As Russia embarks on its biggest show of strength since the Cold War ended, its neighbours and the West are right to feel nervous
The sights and sounds of Russian military exercises are intimidating and spectacular. Giant hovercrafts roar up beaches and disgorge grim-faced soldiers. Attack helicopters blast targets on the ground. Tanks hurtle across the countryside. Since the near-debacle of the Georgian war in 2008, Russia has developed a striking ability to move large formations of people and equipment quickly and efficiently over long distances.
The Zapad exercise that starts on Thursday in western Russia and Belarus will be the biggest display of Russian military might since the collapse of the Soviet Union.

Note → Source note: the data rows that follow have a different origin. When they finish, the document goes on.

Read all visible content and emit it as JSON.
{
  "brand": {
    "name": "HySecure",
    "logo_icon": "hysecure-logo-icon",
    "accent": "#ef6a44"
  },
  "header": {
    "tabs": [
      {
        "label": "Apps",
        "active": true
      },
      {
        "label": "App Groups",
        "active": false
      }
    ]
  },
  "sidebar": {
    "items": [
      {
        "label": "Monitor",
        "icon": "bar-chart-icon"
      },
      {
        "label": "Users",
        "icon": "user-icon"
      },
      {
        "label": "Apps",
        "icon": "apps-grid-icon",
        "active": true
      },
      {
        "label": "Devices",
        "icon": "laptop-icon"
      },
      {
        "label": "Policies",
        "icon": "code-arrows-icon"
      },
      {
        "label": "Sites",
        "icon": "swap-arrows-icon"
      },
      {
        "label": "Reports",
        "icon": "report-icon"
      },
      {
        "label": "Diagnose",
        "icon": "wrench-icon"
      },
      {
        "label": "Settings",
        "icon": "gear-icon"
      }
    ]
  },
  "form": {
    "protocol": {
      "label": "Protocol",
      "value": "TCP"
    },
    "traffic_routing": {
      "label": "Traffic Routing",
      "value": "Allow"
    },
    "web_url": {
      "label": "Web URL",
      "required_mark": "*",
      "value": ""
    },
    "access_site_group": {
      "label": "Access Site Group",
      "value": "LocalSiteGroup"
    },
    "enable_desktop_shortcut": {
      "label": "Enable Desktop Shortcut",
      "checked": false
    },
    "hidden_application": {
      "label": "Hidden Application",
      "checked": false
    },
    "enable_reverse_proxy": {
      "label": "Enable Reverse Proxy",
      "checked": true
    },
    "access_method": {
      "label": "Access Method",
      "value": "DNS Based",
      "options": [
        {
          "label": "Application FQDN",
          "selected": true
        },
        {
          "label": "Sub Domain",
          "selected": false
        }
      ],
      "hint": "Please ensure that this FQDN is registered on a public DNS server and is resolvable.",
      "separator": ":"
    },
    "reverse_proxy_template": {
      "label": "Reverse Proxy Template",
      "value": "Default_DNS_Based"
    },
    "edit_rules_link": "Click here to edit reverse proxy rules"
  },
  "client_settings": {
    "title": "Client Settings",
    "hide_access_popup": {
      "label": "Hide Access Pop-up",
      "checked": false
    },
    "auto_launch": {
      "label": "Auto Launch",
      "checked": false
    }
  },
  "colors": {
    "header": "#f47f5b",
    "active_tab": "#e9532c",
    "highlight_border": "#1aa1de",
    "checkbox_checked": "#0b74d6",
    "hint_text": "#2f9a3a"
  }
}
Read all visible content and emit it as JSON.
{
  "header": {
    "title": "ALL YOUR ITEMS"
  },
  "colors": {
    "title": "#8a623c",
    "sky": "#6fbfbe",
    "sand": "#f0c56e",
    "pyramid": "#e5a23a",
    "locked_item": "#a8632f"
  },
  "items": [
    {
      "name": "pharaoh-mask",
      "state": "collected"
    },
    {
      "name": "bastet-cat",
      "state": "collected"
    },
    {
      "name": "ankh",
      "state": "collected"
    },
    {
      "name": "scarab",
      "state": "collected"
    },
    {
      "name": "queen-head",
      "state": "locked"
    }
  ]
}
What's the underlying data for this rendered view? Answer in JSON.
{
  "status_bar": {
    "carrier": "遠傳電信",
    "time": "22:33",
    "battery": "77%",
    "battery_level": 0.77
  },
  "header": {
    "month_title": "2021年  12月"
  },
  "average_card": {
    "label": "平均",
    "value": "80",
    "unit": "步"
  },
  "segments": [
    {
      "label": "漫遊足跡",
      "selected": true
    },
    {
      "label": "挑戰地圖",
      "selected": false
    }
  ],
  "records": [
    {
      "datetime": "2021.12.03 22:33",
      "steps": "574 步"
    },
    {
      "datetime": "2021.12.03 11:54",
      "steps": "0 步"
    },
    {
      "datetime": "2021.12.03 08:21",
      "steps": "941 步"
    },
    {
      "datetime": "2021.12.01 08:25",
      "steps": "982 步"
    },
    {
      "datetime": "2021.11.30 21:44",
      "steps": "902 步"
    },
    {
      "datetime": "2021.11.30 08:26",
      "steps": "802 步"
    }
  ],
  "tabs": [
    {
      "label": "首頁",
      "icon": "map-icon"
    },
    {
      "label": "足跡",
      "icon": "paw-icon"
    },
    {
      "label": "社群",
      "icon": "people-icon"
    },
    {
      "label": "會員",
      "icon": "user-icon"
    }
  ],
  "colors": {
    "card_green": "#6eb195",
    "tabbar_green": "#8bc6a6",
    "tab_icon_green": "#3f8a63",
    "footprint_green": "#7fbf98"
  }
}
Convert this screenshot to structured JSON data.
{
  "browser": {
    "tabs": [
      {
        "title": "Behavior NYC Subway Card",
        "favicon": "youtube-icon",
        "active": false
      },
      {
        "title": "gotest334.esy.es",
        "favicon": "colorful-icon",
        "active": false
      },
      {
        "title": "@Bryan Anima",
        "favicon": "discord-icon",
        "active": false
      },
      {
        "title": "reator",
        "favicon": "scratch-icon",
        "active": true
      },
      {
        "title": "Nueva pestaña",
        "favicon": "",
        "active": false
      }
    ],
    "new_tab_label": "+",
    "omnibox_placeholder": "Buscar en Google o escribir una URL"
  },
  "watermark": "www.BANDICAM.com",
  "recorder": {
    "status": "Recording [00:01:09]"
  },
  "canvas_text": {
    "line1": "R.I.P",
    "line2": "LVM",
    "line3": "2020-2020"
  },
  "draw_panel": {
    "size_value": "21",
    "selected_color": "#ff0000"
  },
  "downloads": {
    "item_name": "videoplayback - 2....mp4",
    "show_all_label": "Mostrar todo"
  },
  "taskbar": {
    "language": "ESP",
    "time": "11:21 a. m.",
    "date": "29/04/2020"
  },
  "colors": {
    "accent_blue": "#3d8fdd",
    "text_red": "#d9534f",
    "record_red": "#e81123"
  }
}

Though much about the exercise, including the numbers involved, are still unknown, the ostensible scenario is defensive: three fictitious rogue states called Veishnoria, Vesbaria and Lubenia attack Belarus, which defends itself with Russian help.